I have tried planting in terms of colour, seasons of interest, exotic, cottage and nothing seems to meld the bitty components together. The garden is neat and tidy and pretty but it doesn’t excite and it doesn’t have that generousness that I admire in my favourite gardens. I have read and listened to many a talk on succession planting etc but this isn’t what is missing either. I read two articles today in a copy of Gardens Illustrated that talked about planting. One was by Troy Scott Smith, head gardener at Sissinghurst which described how Vita Sackville West’s approach was to pile on the planting to create a wow moment and not worry about later and the other article was by Arne Maynard on a planting scheme at Cottesbrooke where he talks about deciding on the atmosphere you want to create. Somewhere between the two there was an almost light bulb moment – I could sense the eureka moment just being beyond my grasp.
I have decided to start by writing a list of all my favourite plants, things I have to have in the garden. Then I will organise those by season of interest and growing conditions and see where that takes me. Initially I can see something quite relaxed in the front garden with a late summer focus of asters, grasses and salvias with iris and poppies earlier in the year.
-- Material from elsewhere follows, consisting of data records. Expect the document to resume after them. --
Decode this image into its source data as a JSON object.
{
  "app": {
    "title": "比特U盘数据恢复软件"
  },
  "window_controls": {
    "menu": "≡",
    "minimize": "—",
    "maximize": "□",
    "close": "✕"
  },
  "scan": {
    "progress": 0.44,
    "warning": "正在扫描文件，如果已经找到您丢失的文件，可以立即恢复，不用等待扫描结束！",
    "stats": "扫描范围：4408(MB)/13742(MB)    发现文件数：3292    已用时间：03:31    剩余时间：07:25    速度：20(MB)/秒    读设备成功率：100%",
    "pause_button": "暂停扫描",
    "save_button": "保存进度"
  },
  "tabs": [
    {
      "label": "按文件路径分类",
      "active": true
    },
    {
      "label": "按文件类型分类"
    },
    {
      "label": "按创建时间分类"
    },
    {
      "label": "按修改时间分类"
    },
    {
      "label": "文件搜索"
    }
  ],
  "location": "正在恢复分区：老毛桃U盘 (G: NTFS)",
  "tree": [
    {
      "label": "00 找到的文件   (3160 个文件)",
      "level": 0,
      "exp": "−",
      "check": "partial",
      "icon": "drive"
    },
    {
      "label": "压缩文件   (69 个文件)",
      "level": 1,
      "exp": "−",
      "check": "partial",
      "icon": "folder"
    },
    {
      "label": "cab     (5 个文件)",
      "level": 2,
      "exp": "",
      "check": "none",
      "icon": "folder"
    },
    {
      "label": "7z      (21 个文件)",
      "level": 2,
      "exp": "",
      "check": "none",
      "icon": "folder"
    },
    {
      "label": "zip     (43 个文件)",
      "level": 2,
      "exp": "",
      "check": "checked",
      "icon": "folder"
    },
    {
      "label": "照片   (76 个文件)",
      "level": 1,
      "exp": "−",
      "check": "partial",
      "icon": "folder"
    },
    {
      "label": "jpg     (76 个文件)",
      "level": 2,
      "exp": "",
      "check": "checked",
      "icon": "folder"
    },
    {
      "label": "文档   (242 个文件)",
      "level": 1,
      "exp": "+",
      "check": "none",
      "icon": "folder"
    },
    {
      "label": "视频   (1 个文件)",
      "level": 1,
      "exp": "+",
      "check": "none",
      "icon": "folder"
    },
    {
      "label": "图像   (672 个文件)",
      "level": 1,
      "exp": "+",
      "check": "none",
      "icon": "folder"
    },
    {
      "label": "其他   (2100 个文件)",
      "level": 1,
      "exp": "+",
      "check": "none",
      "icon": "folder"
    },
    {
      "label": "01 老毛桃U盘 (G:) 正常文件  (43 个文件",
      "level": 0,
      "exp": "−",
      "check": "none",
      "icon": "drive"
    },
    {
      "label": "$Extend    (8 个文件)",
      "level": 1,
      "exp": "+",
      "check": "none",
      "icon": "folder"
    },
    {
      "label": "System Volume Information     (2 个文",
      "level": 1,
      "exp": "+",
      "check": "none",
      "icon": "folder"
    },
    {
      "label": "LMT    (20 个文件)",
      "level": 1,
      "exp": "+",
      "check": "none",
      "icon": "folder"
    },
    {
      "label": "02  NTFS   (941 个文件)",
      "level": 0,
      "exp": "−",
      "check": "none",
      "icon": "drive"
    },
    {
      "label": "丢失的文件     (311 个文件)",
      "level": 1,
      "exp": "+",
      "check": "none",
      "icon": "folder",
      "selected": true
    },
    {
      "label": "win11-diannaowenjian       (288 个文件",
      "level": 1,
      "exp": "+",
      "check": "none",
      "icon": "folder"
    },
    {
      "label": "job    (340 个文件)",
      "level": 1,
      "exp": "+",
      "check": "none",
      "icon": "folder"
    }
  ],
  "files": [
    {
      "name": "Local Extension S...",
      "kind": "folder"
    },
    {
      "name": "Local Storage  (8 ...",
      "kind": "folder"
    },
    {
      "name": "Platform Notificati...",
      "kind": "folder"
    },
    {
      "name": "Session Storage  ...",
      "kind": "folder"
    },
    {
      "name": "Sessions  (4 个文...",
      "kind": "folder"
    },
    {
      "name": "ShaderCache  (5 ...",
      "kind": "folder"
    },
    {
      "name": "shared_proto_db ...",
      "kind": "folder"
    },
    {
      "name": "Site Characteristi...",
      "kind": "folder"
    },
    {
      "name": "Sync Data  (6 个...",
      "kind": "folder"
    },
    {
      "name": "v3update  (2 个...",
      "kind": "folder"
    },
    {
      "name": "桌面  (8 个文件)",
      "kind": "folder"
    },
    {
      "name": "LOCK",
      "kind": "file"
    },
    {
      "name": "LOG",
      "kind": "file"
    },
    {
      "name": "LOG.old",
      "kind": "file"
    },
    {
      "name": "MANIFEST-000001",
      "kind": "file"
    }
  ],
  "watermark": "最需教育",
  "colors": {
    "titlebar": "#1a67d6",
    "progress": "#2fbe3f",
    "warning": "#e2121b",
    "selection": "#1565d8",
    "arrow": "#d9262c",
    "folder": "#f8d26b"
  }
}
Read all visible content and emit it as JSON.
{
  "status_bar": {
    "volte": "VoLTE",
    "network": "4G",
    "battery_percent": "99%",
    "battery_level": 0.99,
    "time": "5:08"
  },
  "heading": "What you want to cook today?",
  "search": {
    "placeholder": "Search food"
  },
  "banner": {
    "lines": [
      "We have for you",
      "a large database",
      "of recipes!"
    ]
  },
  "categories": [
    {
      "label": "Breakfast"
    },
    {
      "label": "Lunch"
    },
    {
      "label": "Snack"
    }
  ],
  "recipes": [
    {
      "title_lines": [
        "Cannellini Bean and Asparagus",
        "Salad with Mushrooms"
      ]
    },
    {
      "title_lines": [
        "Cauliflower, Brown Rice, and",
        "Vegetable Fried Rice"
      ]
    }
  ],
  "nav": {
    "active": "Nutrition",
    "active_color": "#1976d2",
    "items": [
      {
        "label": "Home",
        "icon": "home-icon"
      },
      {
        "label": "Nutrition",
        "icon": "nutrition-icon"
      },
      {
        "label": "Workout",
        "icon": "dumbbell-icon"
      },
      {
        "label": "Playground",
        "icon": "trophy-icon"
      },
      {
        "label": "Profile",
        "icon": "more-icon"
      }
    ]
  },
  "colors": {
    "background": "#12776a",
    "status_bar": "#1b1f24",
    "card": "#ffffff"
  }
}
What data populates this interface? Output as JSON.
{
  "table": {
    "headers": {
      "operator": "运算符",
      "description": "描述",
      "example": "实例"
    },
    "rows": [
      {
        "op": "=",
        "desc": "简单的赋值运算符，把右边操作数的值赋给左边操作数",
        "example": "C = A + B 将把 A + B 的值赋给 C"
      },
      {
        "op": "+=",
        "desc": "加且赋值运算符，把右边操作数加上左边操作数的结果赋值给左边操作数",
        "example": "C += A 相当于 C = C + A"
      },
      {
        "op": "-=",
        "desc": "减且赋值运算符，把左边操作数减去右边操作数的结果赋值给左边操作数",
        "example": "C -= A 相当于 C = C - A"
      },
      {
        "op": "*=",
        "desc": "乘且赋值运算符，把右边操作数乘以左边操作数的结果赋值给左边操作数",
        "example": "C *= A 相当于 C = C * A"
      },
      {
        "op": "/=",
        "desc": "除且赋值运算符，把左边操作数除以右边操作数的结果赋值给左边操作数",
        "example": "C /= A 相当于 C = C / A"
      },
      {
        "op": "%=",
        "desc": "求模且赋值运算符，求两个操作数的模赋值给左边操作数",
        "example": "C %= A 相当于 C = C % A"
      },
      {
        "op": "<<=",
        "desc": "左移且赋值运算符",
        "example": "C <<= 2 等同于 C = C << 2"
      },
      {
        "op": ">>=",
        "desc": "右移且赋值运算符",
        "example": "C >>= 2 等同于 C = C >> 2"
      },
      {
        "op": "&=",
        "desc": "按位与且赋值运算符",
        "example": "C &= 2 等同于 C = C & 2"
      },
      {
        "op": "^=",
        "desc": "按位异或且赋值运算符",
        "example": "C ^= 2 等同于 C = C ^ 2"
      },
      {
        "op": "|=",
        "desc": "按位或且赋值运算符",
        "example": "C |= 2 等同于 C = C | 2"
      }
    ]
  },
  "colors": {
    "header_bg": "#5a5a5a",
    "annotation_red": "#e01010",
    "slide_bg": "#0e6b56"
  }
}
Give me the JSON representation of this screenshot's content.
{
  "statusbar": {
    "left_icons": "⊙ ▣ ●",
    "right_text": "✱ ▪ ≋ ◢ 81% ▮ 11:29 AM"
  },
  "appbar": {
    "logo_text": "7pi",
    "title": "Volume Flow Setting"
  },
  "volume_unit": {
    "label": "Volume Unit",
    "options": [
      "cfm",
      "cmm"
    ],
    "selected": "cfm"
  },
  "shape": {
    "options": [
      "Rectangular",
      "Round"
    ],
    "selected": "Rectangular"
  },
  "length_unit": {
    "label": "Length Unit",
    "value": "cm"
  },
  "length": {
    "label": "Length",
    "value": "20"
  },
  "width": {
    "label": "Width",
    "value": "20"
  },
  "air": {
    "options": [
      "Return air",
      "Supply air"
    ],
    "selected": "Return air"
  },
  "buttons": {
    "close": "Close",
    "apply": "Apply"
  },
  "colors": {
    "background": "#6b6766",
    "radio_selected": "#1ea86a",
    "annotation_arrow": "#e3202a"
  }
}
In the back garden I want to focus on roses, peonies, sweet peas, foxgloves (all very cottage garden) but then move into dahlias and cannas (very dramatic and exotic) – I’m not sure how those two different styles will combine or whether I will have to sacrifice one for the other.
While I plan I have started to tidy the garden and to make the changes I have already decided on. Some ferns from the back slope have been potted up ready for the shady part of the front garden. They have been replaced by a division of a persicaria which should help knit the slope together and provide a good under-storey to the taller shrubs. I also emptied out the old tin bath which was home to some zantedeschia last year – they have been planted out on the slope to add to the lush foliage I am trying to cultivate in that area – I will wait to see how water tight the bath is as I am hoping to try a small water-lily in it, something a bit exotic maybe.